Arizona Rep. Martha McSally is the kind of role model you want for your daughters. She’s got grit after spending 18 years in the U.S. Air Force — and proven leadership skills, having become the first female to fly in combat and the highest ranking female pilot in the Force. She went on to become a U.S. Congresswoman with aspirations toward the Senate.
She may have narrowly lost her Senate race to Senator-elect Kyrsten Sinema, but she won't have to sit out the Senate after all. Four months after the death of Senator John McCain, Governor Doug Ducey has appointed McSally to his seat, where she will be for the next two years.
She has served as a Member of Congress for the past 4 years and plans to run to keep the Senate seat in a 2020 special election as well.
“With her experience and long record of service, Martha is uniquely qualified to step up and fight for Arizona’s interests in the U.S. Senate,” said Ducey.
McSally will be the 25th woman to start office in January. In an ironic twist, she will be seniorto Senator Sinema, whom she lost the race to. Both women are the first to serve in the Arizona Senate.
McCain's widow, Cindy McCain, expressed her support for the appointment in a tweet:
My husband’s greatest legacy was placing service to AZ & USA ahead of his own self-interest. I respect @dougducey's decision to appoint @RepMcSally to fill the remainder of his term. Arizonans will be pulling for her, hoping that she will follow his example of selfless leadership
— Cindy McCain (@cindymccain) December 18, 2018
In addition to her impressive military service, McSally also gained national attention when she fought against a military rule forcing U.S. servicewomen deployed to Saudi Arabia to wear full Muslim garb and headscarf. After pushing back on these policies for years, she ultimately created legislation that was signed into law, overturning the policy completely.
She’s certainly a fighter.
“I am humbled and grateful to have this opportunity to serve and be a voice for all Arizonans,” said McSally after the announcement was public.

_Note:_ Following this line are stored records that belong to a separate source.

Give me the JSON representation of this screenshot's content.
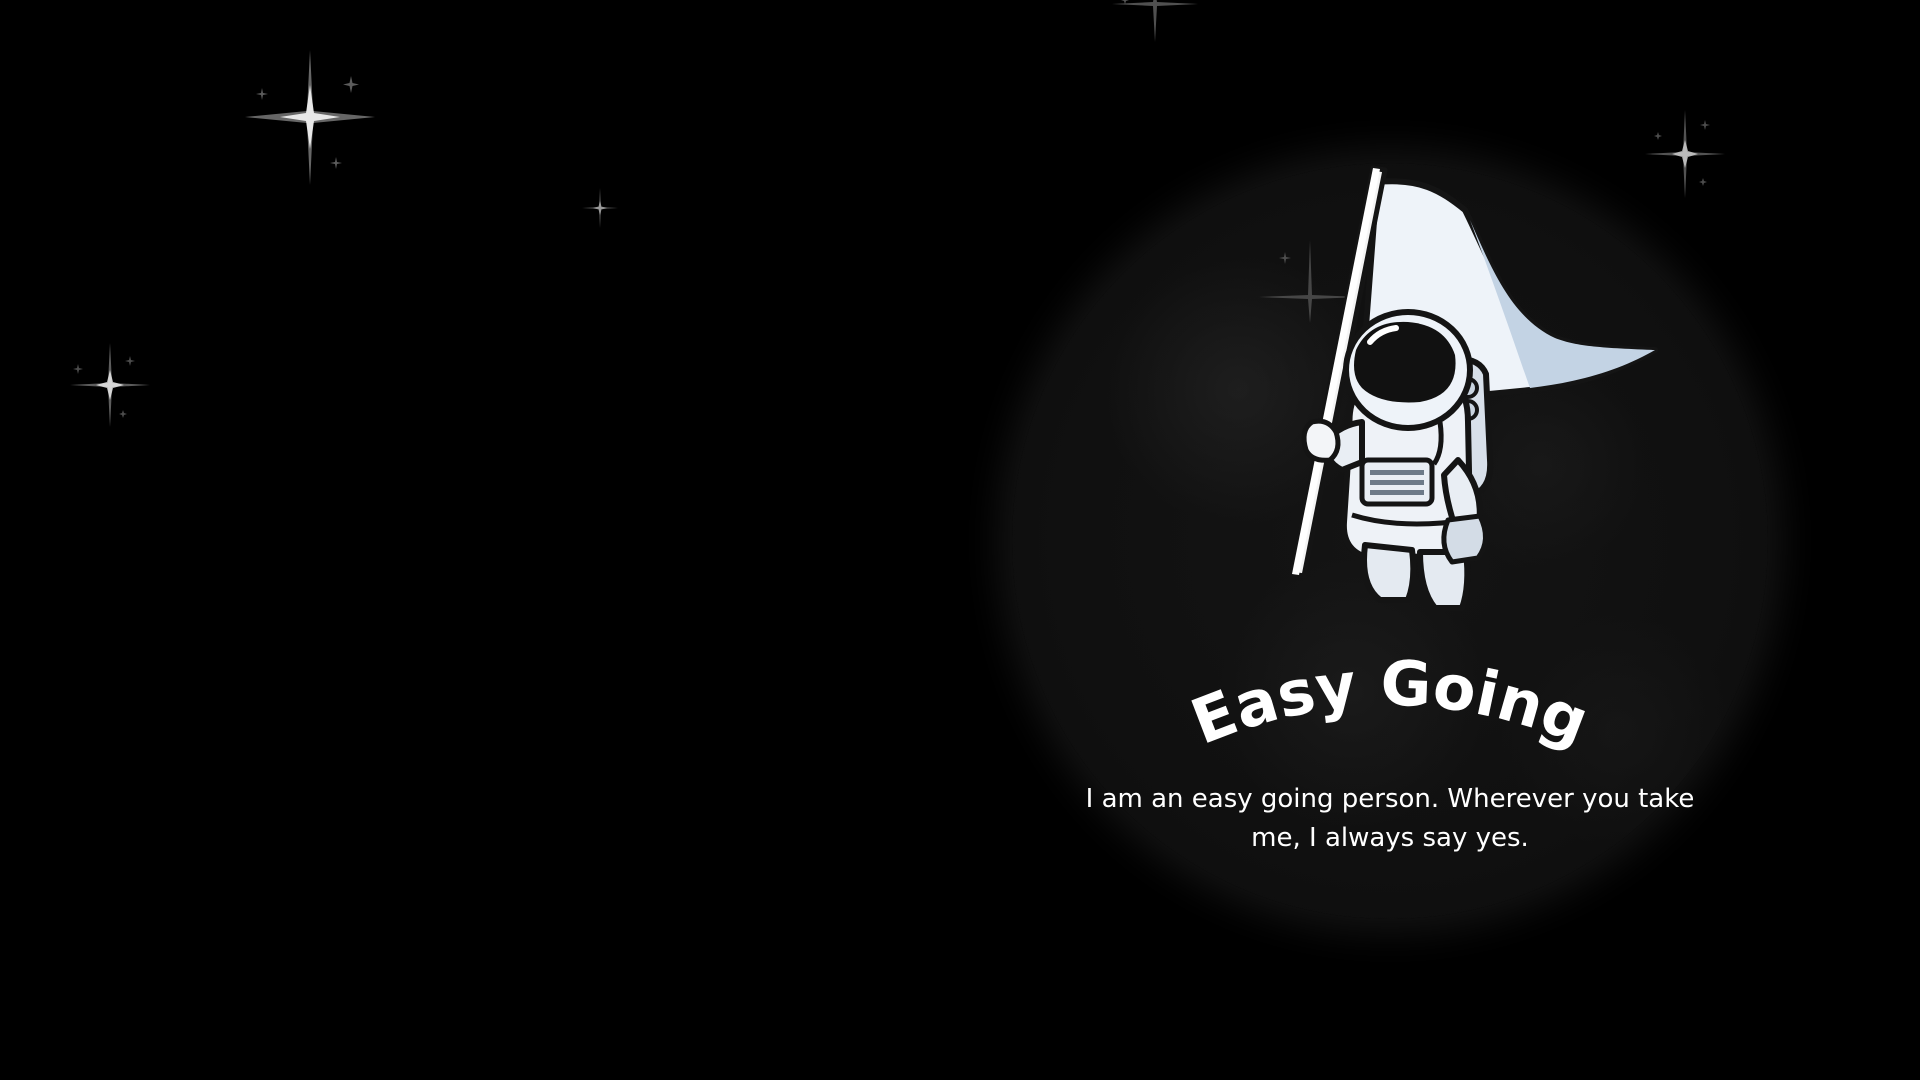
{
  "card": {
    "title": "Easy Going",
    "description": "I am an easy going person. Wherever you take me, I always say yes."
  },
  "illustration": {
    "icon": "astronaut-with-flag-icon",
    "backdrop": "moon"
  },
  "colors": {
    "background": "#000000",
    "text": "#ffffff",
    "flag": "#eef3f9",
    "flag_shade": "#c3d3e4"
  }
}
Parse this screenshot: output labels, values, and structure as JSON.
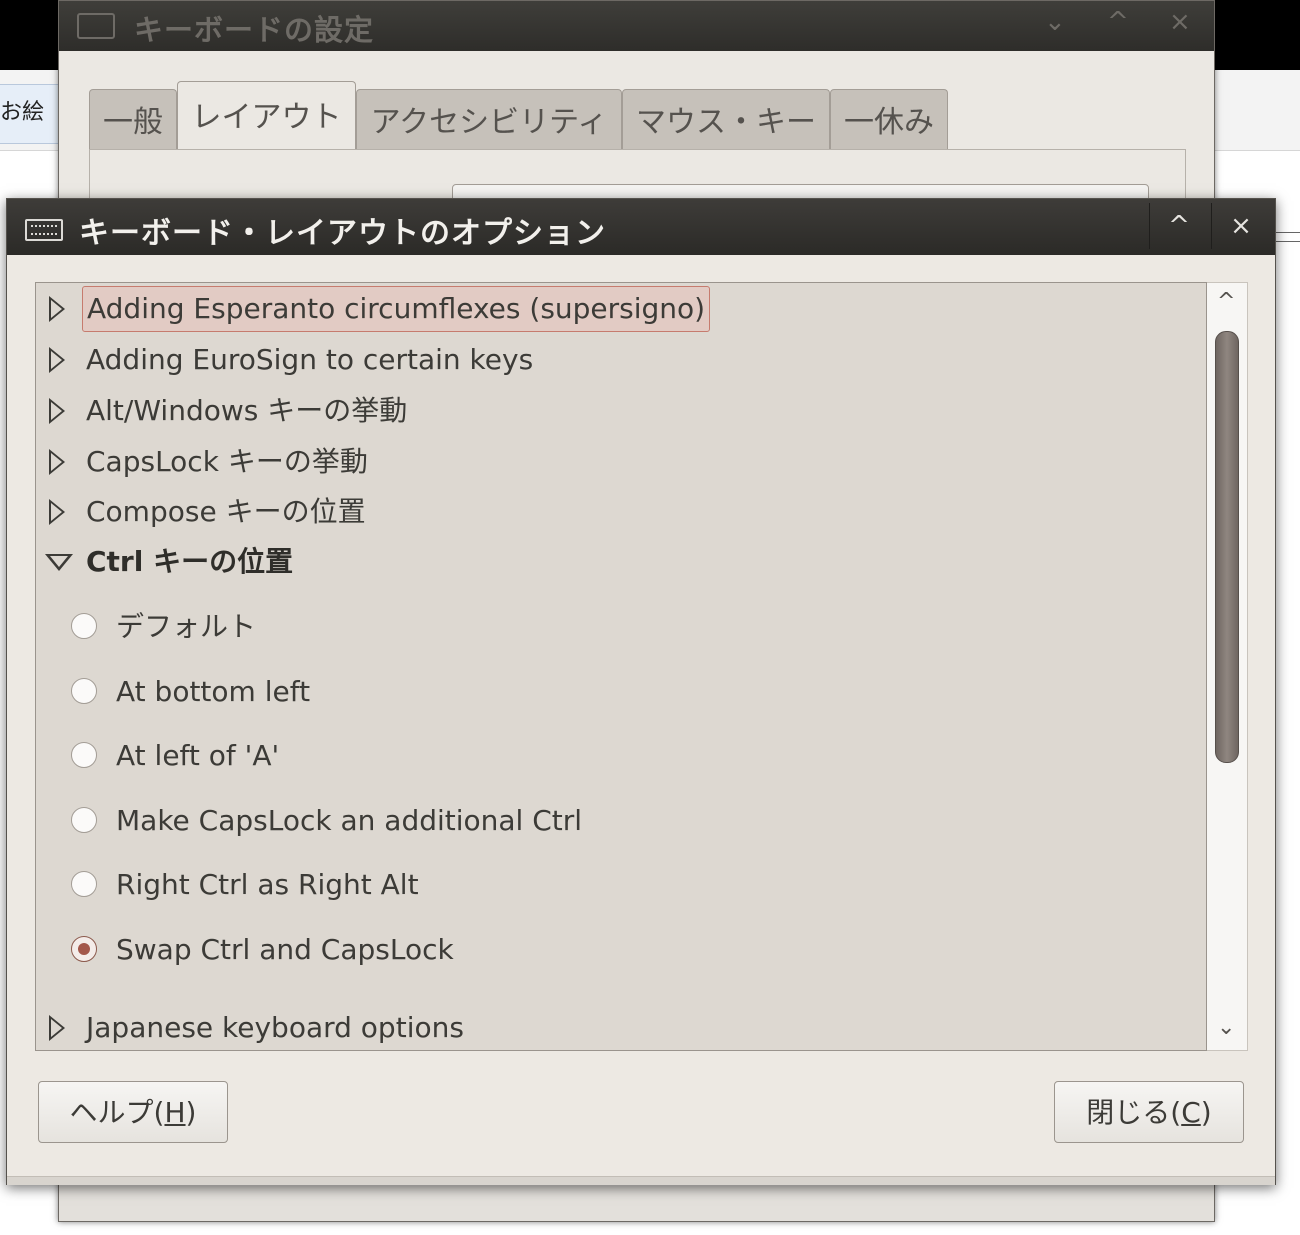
{
  "background": {
    "tab_fragment": "お絵"
  },
  "back_window": {
    "title": "キーボードの設定",
    "controls": {
      "minimize": "⌄",
      "maximize": "^",
      "close": "×"
    },
    "tabs": [
      {
        "label": "一般"
      },
      {
        "label": "レイアウト"
      },
      {
        "label": "アクセシビリティ"
      },
      {
        "label": "マウス・キー"
      },
      {
        "label": "一休み"
      }
    ],
    "active_tab": "レイアウト"
  },
  "dialog": {
    "title": "キーボード・レイアウトのオプション",
    "controls": {
      "maximize": "^",
      "close": "×"
    },
    "options": [
      {
        "label": "Adding Esperanto circumflexes (supersigno)",
        "expanded": false,
        "focused": true
      },
      {
        "label": "Adding EuroSign to certain keys",
        "expanded": false
      },
      {
        "label": "Alt/Windows キーの挙動",
        "expanded": false
      },
      {
        "label": "CapsLock キーの挙動",
        "expanded": false
      },
      {
        "label": "Compose キーの位置",
        "expanded": false
      },
      {
        "label": "Ctrl キーの位置",
        "expanded": true
      },
      {
        "label": "Japanese keyboard options",
        "expanded": false
      }
    ],
    "ctrl_choices": [
      {
        "label": "デフォルト",
        "checked": false
      },
      {
        "label": "At bottom left",
        "checked": false
      },
      {
        "label": "At left of 'A'",
        "checked": false
      },
      {
        "label": "Make CapsLock an additional Ctrl",
        "checked": false
      },
      {
        "label": "Right Ctrl as Right Alt",
        "checked": false
      },
      {
        "label": "Swap Ctrl and CapsLock",
        "checked": true
      }
    ],
    "scrollbar": {
      "up": "^",
      "down": "⌄"
    },
    "buttons": {
      "help_prefix": "ヘルプ(",
      "help_key": "H",
      "help_suffix": ")",
      "close_prefix": "閉じる(",
      "close_key": "C",
      "close_suffix": ")"
    },
    "colors": {
      "titlebar": "#2e2d2a",
      "focus_highlight": "#e2cbc4",
      "radio_checked": "#a3574a",
      "scroll_thumb": "#7a716c"
    }
  }
}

Many were charmed by the kind and humble video she released after losing the election in November. Luckily, we will now all get to see what she will do for the state of Arizona and the country moving forward.